SCIS Subject Headings have a controlled vocabulary aimed specifically at Australian and New Zealand school libraries but flexibility is shown in the guidelines. For example, additional subject headings can be devised but within strict parameters so as to maintain consistency (SCIS, 2015, p. 14). Indeed, SCIS are not rigid in their approach and one of their guiding principles is an ongoing process of revision (SCIS, 2011, p. 6). This takes into account the ways in which language is used and develops and the emergence of new technologies so that users’ information-seeking needs are being met.
Users’ needs are also central to the SCIS adaptions of the Dewey class number. The preference for shorter Dewey classification numbers (SCIS, 2015, p. 3-4) is something that I’ve considered in the library I work in so that children can be independent learners and locate materials by themselves. While I have previously truncated call numbers without much thought, I now feel I have an understanding about when and where it is logical to do so. My understanding of this deepened through my readings as well as discussions in the Module 5 forum where the importance of not reducing the number arbitrarily and understanding how the Dewey number is constructed was highlighted (Hogg, 2016).
During this module I have examined metadata standards for resource description including Resource Description Access (RDA), SCIS Subject Headings (SCISSH), Dewey Decimal Classification (DDC) and SCIS Standards for cataloguing and data entry. The very existence of SCIS specification has lead me to consider the potential bias of the metadata creator who will be influenced by their own world-view, their perception verses the actual needs of the users and regional specific standards. Hider highlights this issue (2012, p.15) and it is something I have given great thought to. I work in an international school in Dubai and many of the Australia and New Zealand specific considerations are not relevant for obvious reasons. However, I also find the concept to be irrelevant regardless of location because the region includes people from many nationalities and this is reflected in the international mindset of the school I work in. I would not want to encourage UAE specific classifications even if they existed because that would seem to potentially put a hierarchy of importance to specific topics and impact upon details on how certain items are classified and as a corollary, retrieved.

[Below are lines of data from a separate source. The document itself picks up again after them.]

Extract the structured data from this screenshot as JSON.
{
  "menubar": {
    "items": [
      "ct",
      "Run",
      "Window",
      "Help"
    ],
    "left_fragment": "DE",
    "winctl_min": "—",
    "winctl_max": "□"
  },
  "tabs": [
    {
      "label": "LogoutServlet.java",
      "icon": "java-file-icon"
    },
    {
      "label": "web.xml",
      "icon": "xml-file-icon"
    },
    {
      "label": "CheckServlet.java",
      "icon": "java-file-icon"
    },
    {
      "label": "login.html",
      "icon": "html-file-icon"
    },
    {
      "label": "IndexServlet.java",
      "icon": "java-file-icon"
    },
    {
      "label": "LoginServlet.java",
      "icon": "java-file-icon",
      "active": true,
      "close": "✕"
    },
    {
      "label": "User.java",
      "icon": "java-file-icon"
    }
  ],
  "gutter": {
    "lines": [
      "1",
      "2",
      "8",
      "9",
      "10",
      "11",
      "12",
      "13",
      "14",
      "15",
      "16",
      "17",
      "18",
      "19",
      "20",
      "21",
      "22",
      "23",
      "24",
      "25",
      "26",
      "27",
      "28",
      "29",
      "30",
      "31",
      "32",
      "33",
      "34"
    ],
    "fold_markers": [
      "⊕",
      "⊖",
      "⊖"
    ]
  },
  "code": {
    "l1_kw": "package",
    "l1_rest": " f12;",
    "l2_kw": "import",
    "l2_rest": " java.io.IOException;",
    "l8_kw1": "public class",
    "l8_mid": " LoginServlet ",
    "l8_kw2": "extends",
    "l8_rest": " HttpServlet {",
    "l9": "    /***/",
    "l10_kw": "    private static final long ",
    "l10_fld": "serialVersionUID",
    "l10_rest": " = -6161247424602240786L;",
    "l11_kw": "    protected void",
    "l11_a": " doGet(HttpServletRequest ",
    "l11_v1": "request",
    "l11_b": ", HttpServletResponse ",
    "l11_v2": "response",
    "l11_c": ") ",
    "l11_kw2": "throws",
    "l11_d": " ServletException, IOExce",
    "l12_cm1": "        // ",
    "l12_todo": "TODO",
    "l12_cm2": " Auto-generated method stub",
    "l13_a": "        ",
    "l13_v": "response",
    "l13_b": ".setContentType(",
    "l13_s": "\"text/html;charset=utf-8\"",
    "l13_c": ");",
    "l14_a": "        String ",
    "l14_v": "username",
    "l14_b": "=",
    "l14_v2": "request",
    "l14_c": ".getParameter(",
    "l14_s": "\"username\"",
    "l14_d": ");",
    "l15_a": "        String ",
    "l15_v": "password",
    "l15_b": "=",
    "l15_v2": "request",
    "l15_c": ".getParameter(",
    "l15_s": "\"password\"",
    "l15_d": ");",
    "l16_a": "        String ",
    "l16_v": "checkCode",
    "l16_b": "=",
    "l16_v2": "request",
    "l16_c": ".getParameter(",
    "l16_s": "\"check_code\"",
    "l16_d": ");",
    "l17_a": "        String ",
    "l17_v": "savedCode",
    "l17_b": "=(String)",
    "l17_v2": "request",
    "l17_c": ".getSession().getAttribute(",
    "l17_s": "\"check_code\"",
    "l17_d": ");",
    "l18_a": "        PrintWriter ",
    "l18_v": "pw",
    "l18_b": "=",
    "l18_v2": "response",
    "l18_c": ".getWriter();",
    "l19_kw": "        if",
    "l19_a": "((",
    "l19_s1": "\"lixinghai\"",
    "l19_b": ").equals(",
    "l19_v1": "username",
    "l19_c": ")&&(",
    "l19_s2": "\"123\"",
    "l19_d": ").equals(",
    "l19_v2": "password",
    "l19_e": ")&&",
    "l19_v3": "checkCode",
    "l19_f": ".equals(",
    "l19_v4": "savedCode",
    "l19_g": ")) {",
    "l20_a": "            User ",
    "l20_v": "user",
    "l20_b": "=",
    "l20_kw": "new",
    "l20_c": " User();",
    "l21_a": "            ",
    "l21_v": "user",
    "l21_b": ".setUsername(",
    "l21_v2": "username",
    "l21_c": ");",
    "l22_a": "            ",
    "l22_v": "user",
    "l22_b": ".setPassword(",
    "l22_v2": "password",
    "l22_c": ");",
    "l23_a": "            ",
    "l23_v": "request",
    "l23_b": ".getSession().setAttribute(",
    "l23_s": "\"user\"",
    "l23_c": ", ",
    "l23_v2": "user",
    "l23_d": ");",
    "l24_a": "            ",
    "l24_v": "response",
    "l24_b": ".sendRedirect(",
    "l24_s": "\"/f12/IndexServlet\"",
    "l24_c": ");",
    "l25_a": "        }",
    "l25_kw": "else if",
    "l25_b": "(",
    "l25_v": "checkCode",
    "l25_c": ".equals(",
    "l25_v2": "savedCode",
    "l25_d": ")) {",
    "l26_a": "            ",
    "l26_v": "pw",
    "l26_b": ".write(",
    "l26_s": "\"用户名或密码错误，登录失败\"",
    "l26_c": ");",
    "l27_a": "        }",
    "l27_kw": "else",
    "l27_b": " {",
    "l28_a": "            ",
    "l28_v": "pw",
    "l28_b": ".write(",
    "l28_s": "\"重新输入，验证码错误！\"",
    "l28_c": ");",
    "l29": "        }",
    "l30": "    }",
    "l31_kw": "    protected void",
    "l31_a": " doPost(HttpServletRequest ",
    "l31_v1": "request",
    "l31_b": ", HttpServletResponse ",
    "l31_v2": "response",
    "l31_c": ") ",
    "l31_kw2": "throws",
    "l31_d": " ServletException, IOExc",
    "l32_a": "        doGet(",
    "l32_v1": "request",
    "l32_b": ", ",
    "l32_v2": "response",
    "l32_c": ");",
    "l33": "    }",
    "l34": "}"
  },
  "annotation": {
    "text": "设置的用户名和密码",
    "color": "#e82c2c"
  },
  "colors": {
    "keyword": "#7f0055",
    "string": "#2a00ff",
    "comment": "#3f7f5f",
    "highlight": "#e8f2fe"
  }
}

While I do understand the rationale and decisions behind particular adaptations and Australia specific standards it is an interesting concept to question when considering potential information bias and the promotion of a particular world-view and perspective.
Hider, P. (2012). Information resource description: Creating and managing metadata. London: Facet Publishing.
Hogg, D. (2016, September 22). Webmail will be discontinued [Online forum comment]. Retrieved from https://interact2.csu.edu.au/webapps/discussionboard/do/message?action=list_messages&forum_id=_62194_1&nav=discussion_board_entry&conf_id=_23315_1&course_id=_14208_1&message_id=_940766_1#msg__940766_1Id
SCIS. (2011). Overview and principles of SCIS Subject Headings. Education Services Australia. Retrieved from http://www2.curriculum.edu.au/verve/_resources/Overview.pdf
SCIS (2013). SCIS Standards for cataloguing and data entry. Retrieved from http://www2.curriculum.edu.au/verve/_resources/SCIS_standards_2014.pdf
SCIS (2015). Guidelines to Using SCIS Subject Headings. Retrieved from http://www2.curriculum.edu.au/verve/_resources/SCISSHguidelines.pdf
WebDewey. [Interactive website tool kit]. Retrieved from http://dewey.org/webdewey/login/login.html